A committee including academics, actors and university students has been set up to organise a petition in support of Bulgarian President Rossen Plevneliev’s call for a referendum on electoral law issues.
Plevneliev has called for a referendum to be held, simultaneously with Bulgaria’s 2014 European Parliament elections that are expected to be held on May 25, on three questions – the introduction of majoritarian voting in the election of some members of Parliament, compulsory voting and electronic voting.
Among the four parties in the 42nd National Assembly, the Plevneliev proposal has been supported only by centre-right opposition party GERB. The Bulgarian Socialist Party, Movement for Rights and Freedoms and ultra-nationalists Ataka have rejected it, dooming prospects of parliamentary approval.
Supporters of the idea now are taking the route of attempting to force a referendum. If 500 000 valid signatures are collected, holding a referendum will be mandatory, while if 200 000 are collected, it will be up to the National Assembly to decide whether to proceed with such a vote.
A steering committee was formed at a meeting in Sofia on February 5, with Sofia University constitutional law professor Georgi Bliznashki as its head.
Other members include professors Milena Stefanova, Kalin Yanakiev, Alexander Kyossev, associate professor Svetla Bozhilova, Dr Hristo Hristev, Alfred Foskolo, Yulia Berberyan, Sasha Bezuhanova, actors Hristo Mutafchiev, Ivailo Zahariev and Veselin Kalanovski, composer Viktor Stoyanov, Boris Angelova and Alexandrina Ikonomova of the anti-government “Early Rising Students” group.
The steering committee was to be formally registered at the National Assembly on February 6, after which it will have three months to collect signatures.
Bliznashki said that the steering committee had the support of GERB, the Reformist Bloc – a group of extra-parliamentary right-wing and centrist parties – and other smaller parties.
He said that the committee would be calling for support from other political parties and NGOs.
The aim was to show that the Bulgarian people stood behind the call by the President, he said.
On February 3, the Reformist Bloc said that it would set up a nomination committee to gather signatures for a petition in support of the Plevneliev proposal.
Reformist Bloc spokesperson Radan Kanev, who also is the leader of one of the bloc’s constituent parties, the Democrats for a Strong Bulgaria, said that they were firm about the idea of the referendum so that Bulgaria could have a true democracy.
There was a marked reluctance by the government to allow the people of Bulgaria to have their say, he said.
Kanev said that politicians were deliberately excluded from the committee.
“We believe that politicians should not define the rules by which they apply for jobs.

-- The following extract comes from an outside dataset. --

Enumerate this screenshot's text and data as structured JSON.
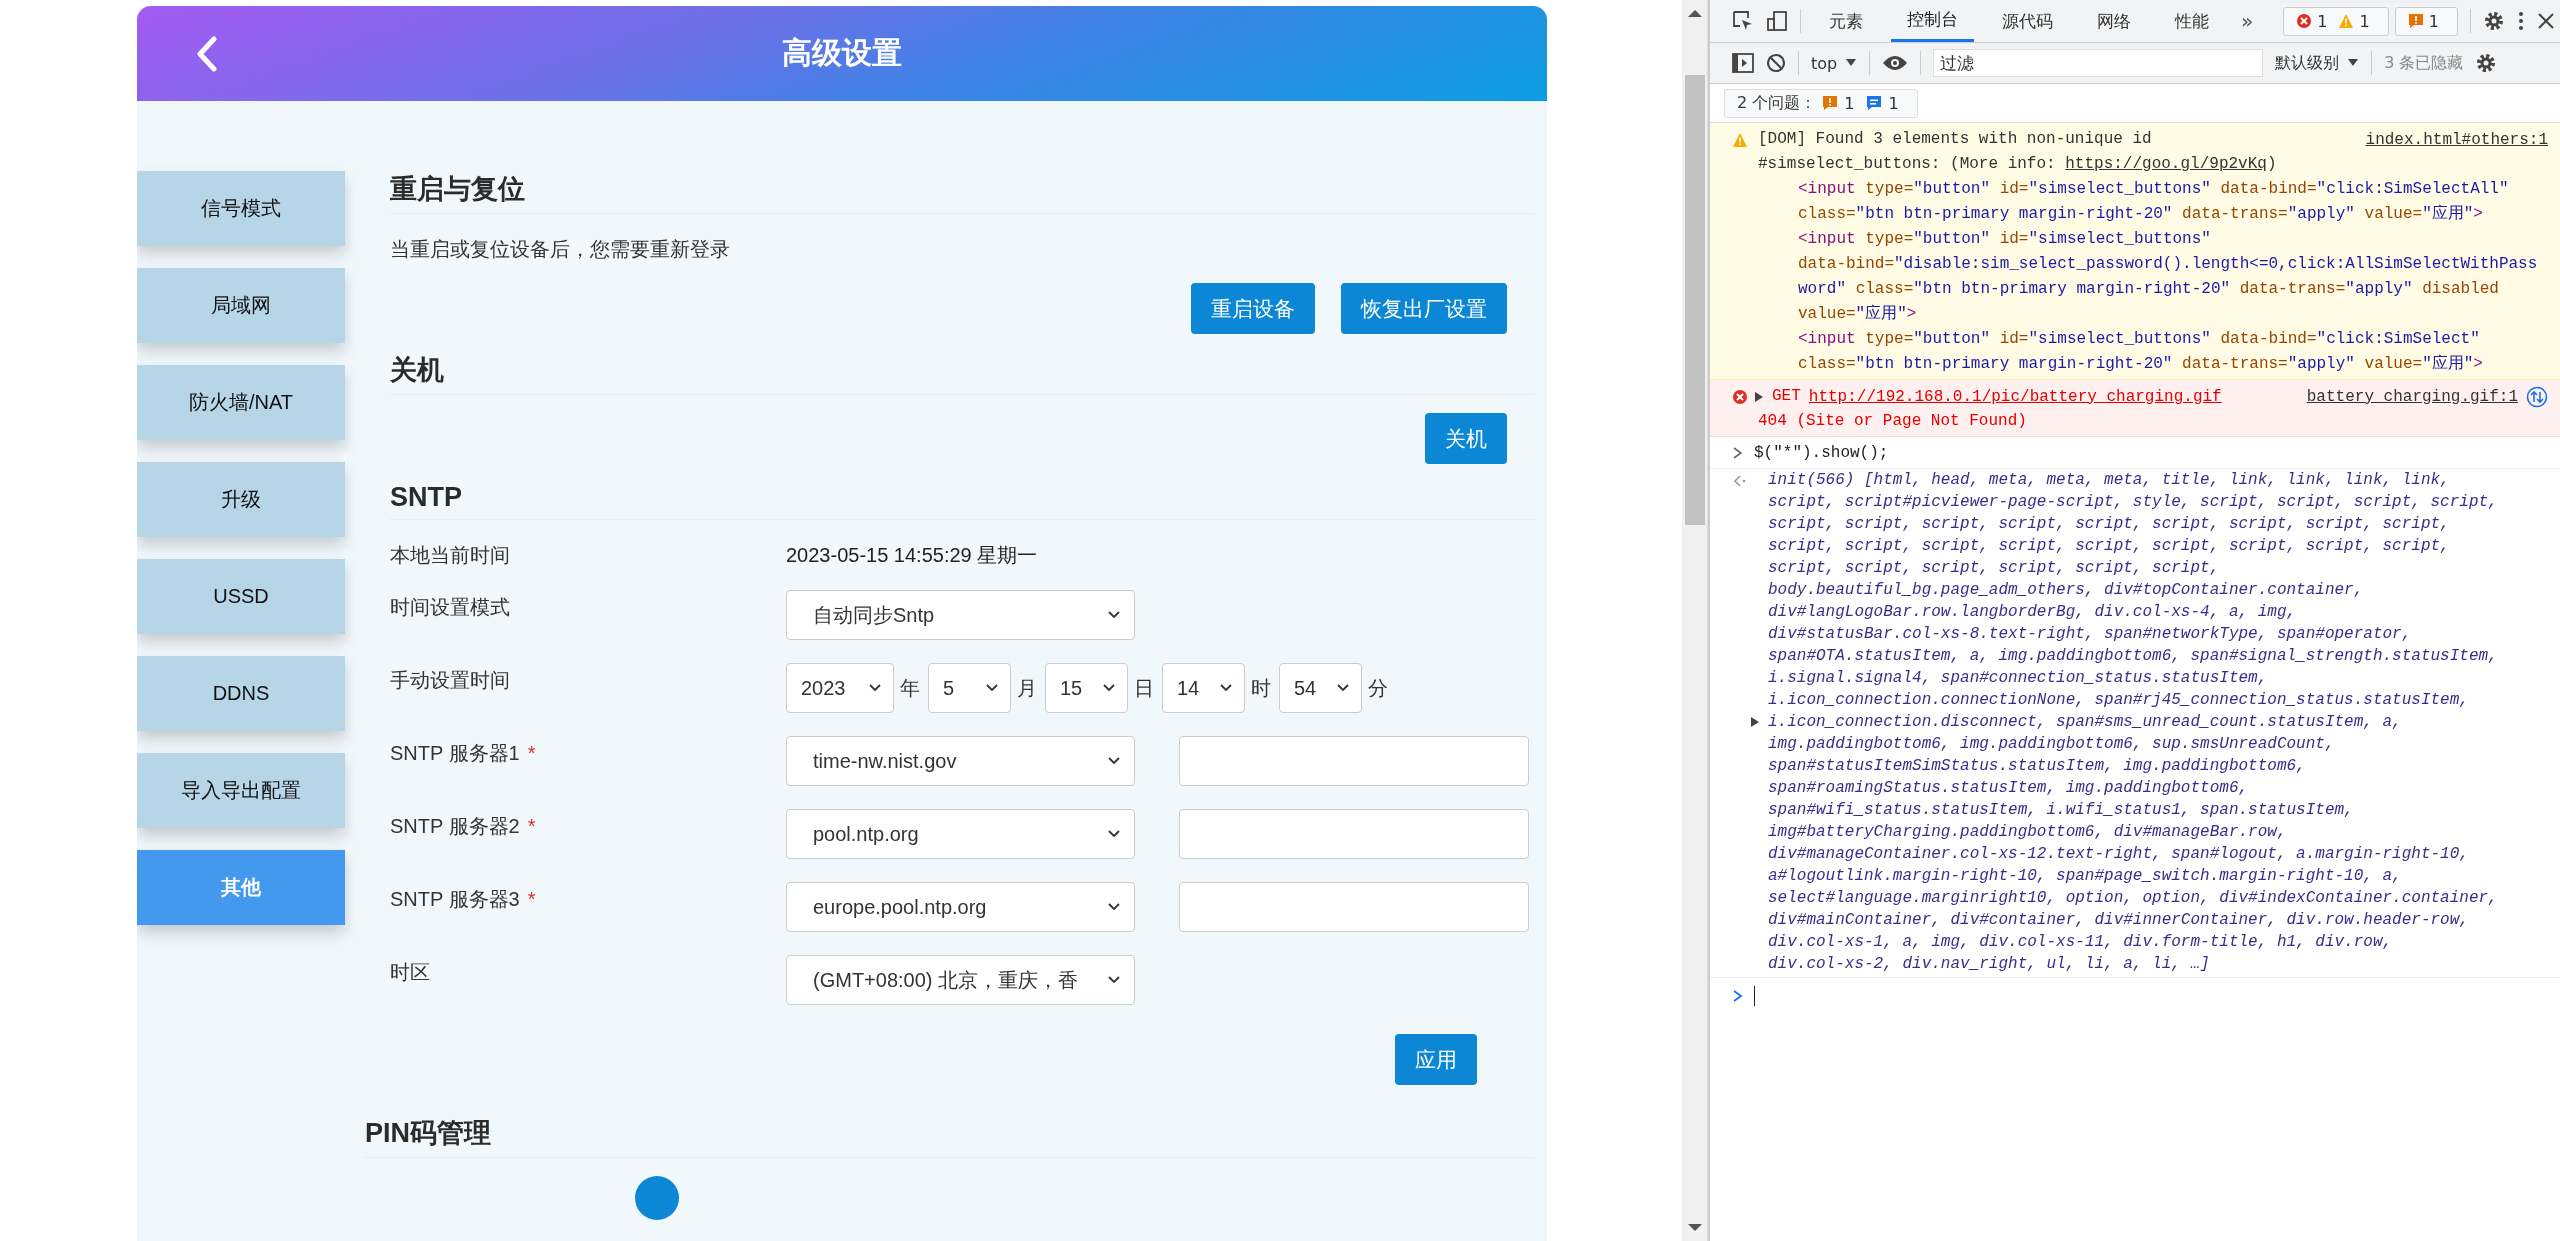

This should be done by their employers.”
Among other minority parties that have voiced support for the idea of the referendum is the “Bulgaria without Censorship” extra-parliamentary party of which former reporter Nikolai Barekov has been named leader, although the party has come up with a menu of 12 questions, including on the taxation system, party subsidies and the number of members of Parliament.